|Batting style||Right-hand bat|
Claude Barrows Jennings (born 5 June 1884, in St Kilda, Melbourne, Victoria, Australia, and died 20 June 1950 in Adelaide, South Australia) was a cricketer who played for South Australia, Queensland and Australia.
Jennings was a right-hand opening batsman and occasional wicket-keeper who had a fairly undistinguished domestic cricketing career in Australia in which he scored just one century and averaged, in first-class matches, little over 20 runs per innings.

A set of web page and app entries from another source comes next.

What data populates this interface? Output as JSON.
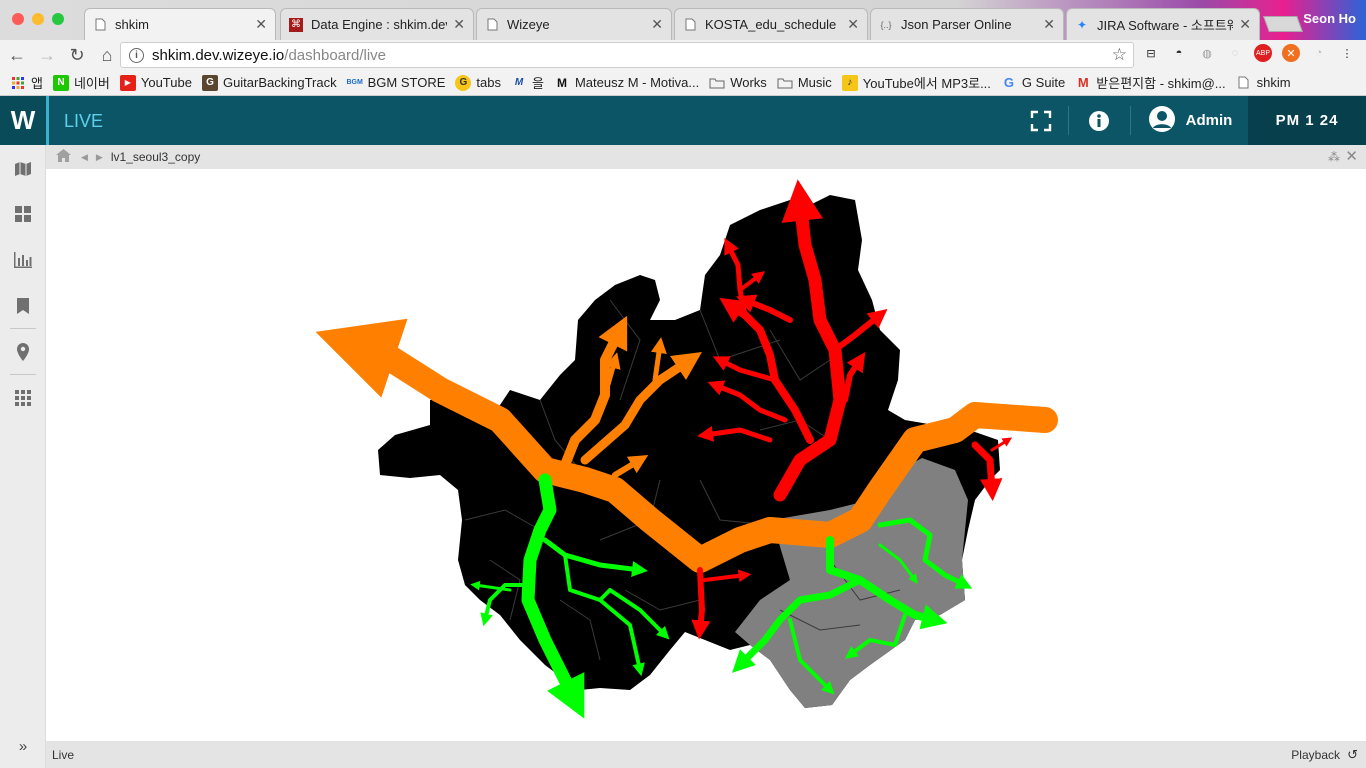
{
  "browser": {
    "tabs": [
      {
        "label": "shkim",
        "icon": "page-icon"
      },
      {
        "label": "Data Engine : shkim.dev.",
        "icon": "data-engine-icon"
      },
      {
        "label": "Wizeye",
        "icon": "page-icon"
      },
      {
        "label": "KOSTA_edu_schedule",
        "icon": "page-icon"
      },
      {
        "label": "Json Parser Online",
        "icon": "json-icon"
      },
      {
        "label": "JIRA Software - 소프트웨어",
        "icon": "jira-icon"
      }
    ],
    "profile_name": "Seon Ho",
    "url_host": "shkim.dev.wizeye.io",
    "url_path": "/dashboard/live",
    "bookmarks": [
      {
        "label": "앱",
        "icon": "apps-grid-icon"
      },
      {
        "label": "네이버",
        "icon": "naver-icon"
      },
      {
        "label": "YouTube",
        "icon": "youtube-icon"
      },
      {
        "label": "GuitarBackingTrack",
        "icon": "guitar-icon"
      },
      {
        "label": "BGM STORE",
        "icon": "bgm-store-icon"
      },
      {
        "label": "tabs",
        "icon": "tabs-icon"
      },
      {
        "label": "을",
        "icon": "m-icon"
      },
      {
        "label": "Mateusz M - Motiva...",
        "icon": "m-logo-icon"
      },
      {
        "label": "Works",
        "icon": "folder-icon"
      },
      {
        "label": "Music",
        "icon": "folder-icon"
      },
      {
        "label": "YouTube에서 MP3로...",
        "icon": "mp3-icon"
      },
      {
        "label": "G Suite",
        "icon": "google-icon"
      },
      {
        "label": "받은편지함 - shkim@...",
        "icon": "gmail-icon"
      },
      {
        "label": "shkim",
        "icon": "page-icon"
      }
    ]
  },
  "app": {
    "logo": "W",
    "title": "LIVE",
    "user": "Admin",
    "clock": "PM  1 24",
    "breadcrumb": "lv1_seoul3_copy",
    "status_left": "Live",
    "status_right": "Playback",
    "colors": {
      "header": "#0c5566",
      "accent": "#39b0cf",
      "title": "#5fd0ec"
    },
    "sidebar_icons": [
      "map-icon",
      "dashboard-grid-icon",
      "bar-chart-icon",
      "bookmark-icon",
      "location-pin-icon",
      "apps-icon"
    ]
  },
  "map": {
    "name": "lv1_seoul3_copy",
    "flows": [
      {
        "color": "#ff8000",
        "name": "orange",
        "description": "river-flow west-east"
      },
      {
        "color": "#ff0000",
        "name": "red"
      },
      {
        "color": "#00ff00",
        "name": "green"
      }
    ],
    "district_colors": {
      "default": "#000000",
      "highlight": "#808080"
    }
  }
}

He owed his selection for the Australian team that contested the 1912 Triangular Tournament in England to the dispute between the Australian Cricket Board of Control and senior players, including Clem Hill and Victor Trumper, which led to six leading players being omitted from the touring party.
On the tour, Jennings played in all six Test matches, three each against England and South Africa. In eight innings, two of them not out, he scored 107 runs with a highest of 32 in his very first Test innings, against South Africa at Manchester. He did not keep wicket in the Tests. On the tour as a whole, he scored 1037 runs, with a highest score of 82.
He retired from first-class cricket after the tour and went into business administration, acting as a British trade representative in South Australia and as secretary of the Adelaide Chamber of Commerce.